OK, this is ridiculous. From the very first "Boom, boom, acka-lacka-lacka boom", through the idea of watching cars drive by while on a prehistoric date, right through to the chorus "Open the door/Get on the floor/Everybody walk the dinosaur", this is just plain silly.
But the beat is completely addictive, the song is as tight as a drum, the band are playing their asses off, and it's a total joy to throw yourself around the dancefloor to this song. But I've never managed to reach the same heights of abandon with anything else by Was (Not Was)....
Why is it that you can take two songs with almost identical beats, the same tight musicianship, the same sense of joy and silliness, and one will lift you up to a better place while the other will just leave you cold and flat? Makes no sense.


Back when rock music was still finding itself, when artists were still stretching their arms and not yet touching the walls of limitation, Pete Townshend dreamed up "Tommy", a rock opera that touched on all manner of subjects but seemed most at home when it was dealing with fame, fortune, acclaim and the isolation that comes with it. Call it the original text for Pink Floyd's "The Wall", if you like.
This is an instrumental track from the album, something that sounds so unlike The Who that when you first hear it you spend an age racking your brains to work out who it could be. After a while, though, it becomes very familiar, that Who guitar sound coming to the fore and Keith Moon's loose, circular drumming driving it all along.
The opening minute, the intro, though, is where this track really does it for me - simple chords, with an echo of screeching feedback in the background: as if someone's just opened a door into a parallel universe and you can't quite take in the magnificence of what's laid before you. Anyone who remembers their first discovery of rock and roll will remember the slightly breathless feeling, the churning in the stomach and the instinctive rsponse to a new rhythm.
And that's the joy of rock's huge history - there's always a new discovery around the corner.

Saturday, December 03, 2005

"Find the Cost of Freedom"

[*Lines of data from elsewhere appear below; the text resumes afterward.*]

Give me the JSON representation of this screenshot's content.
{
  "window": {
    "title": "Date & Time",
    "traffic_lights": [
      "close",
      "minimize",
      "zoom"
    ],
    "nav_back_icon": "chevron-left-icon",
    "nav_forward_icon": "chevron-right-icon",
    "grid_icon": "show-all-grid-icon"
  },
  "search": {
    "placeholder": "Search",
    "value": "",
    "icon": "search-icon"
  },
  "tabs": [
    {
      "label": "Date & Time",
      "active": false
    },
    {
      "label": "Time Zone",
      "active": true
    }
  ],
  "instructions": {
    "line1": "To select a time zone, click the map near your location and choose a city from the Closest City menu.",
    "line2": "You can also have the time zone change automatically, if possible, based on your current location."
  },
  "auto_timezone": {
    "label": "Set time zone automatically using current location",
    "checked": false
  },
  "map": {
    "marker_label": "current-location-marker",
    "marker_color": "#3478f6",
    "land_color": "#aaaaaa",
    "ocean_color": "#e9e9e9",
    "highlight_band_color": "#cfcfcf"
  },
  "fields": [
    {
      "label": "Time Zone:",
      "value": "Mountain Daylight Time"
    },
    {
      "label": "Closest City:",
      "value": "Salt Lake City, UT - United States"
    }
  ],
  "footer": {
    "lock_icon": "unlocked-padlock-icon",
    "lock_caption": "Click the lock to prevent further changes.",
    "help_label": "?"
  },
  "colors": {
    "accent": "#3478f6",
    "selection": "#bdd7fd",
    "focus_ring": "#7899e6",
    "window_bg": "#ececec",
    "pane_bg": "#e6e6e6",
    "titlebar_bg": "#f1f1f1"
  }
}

Sometimes it's good to strip away the layers of production that go into the making of a song and see what lies beneath - what the components are. Take away the echo, the EQ, the strings, the various washy keyboards that make sure you're not listening to anything like dead air, and what do you have left?
Voices. Maybe a guitar or two as well, to add some counterpoint. But really, there doesn't have to be a lot more.
Here, for example, we have a two-minute song, the first of which is a delicate, intricate dance between two acoustic guitars, two hands picking their way across a bed of thorny roses, the melodies winding in and out of each other.
The second minute is a quite fantastic piece of harmony singing by three guys who probably define close-harmony singing. David Crosby, Stephen Stills and Graham Nash bring three separate instruments together, lay them one next to the other and create an other-worldly blanket of comfort and strength such that all that you're left with after their voices fade is an aching, echoing silence.
"Find the cost of freedom/Buried in the ground/Mother Earth will swallow you/Lay your body down."
This is the song to play at the end of along day, your personal valediction to the trials and tribulations of the last 24 hours, your shrugging off of the cloak of care.